- “Raped in Hatred…” is pretty much another classic Black Dahlia sounding song. Very melodic.
- “Phantom Limb Masturbation” – that’s one of the heavier tracks on the album, got a really dark vibe. If you like “Stirring Seas” or “Malenchanments” off Ritual then it’s like that.
- “Control” is classic Black Dahlia, but the middle is kind of Megadeth, I would say.
- “Blood Mine” sounds very European… Swedish to me.
- “Every Rope A Noose”. That’s the oddball track. One of the parts reminds me of Goat Whore, and it has a pretty black metal vibe to it.
- “Their Beloved Absentee” – that one’s got a Miasma-y sound to it. The chorus on that song is really awesome. It reminds me of Miasma-era Black-Dahlia that’s been stepped up to the next level.
- “Map of Scars” has all the elements in it. It’s got the heavy, it’s got the black metal stuff, it’s got the Black Dahlia Swedish-inspired riffs, a really melodic chorus…

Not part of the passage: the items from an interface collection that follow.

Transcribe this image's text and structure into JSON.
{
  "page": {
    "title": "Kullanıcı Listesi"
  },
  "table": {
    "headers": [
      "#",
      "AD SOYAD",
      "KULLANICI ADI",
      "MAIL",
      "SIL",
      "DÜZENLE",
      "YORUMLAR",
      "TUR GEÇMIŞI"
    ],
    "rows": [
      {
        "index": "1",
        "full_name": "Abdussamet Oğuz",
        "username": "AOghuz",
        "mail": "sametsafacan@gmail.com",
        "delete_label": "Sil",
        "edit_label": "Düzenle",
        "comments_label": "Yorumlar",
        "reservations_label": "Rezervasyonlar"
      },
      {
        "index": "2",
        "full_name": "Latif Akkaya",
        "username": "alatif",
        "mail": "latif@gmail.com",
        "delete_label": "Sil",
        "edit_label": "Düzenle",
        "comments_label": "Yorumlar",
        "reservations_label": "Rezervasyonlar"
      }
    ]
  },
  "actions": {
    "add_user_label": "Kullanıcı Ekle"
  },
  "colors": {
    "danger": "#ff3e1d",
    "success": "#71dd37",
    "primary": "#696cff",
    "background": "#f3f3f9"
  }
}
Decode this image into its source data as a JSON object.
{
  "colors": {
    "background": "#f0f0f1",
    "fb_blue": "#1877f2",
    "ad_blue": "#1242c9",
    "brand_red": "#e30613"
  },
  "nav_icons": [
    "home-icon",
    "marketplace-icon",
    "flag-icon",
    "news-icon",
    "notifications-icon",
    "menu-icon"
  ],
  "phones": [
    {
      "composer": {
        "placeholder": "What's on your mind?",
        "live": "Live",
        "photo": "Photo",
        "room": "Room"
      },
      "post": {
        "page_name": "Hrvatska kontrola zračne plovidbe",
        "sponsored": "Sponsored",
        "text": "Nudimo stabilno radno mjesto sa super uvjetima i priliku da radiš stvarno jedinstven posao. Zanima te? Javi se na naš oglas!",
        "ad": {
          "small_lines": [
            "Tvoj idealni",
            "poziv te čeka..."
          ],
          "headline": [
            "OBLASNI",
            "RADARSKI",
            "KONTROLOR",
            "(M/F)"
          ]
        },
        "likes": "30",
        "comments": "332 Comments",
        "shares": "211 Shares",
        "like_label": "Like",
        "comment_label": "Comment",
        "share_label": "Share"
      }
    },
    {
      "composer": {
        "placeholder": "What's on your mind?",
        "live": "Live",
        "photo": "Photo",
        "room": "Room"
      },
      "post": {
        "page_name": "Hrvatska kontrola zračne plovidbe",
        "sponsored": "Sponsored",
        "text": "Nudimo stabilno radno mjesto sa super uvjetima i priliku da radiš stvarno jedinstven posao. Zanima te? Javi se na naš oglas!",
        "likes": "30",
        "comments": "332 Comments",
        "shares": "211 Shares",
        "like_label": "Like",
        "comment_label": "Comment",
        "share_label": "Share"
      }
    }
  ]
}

So that’s an “in a nutshell” run-down of the album. A little bit of everything. A lot of us in the band listen to so many genres of metal – and other music too – and we just try to throw it all together.
MT: The band are five albums down now. Are you finding it difficult to keep the sound fresh, looking for new influences to bring in while still keeping the core tBDM sound?
RK: It’s always a challenge, especially coming after Ritual. I think we all felt challenged to do something new after that one. You want to keep the sound of the band, but you want something different so it doesn’t sound like the same re-hashed album. I really felt like we attained that on this one. It’s still very hard for me to describe to people what this album is about, but I definitely think that people who liked Ritual will like this album. But Everblack is still a good bit different. Very accessible to new listener as well.
MT: Sounds great. Thanks very much for your time. I’ll be grabbing a copy of the album as soon as I can over here, and the September date is on my calendar.
RK: That’s great, man. We look forward to seeing you in the fall!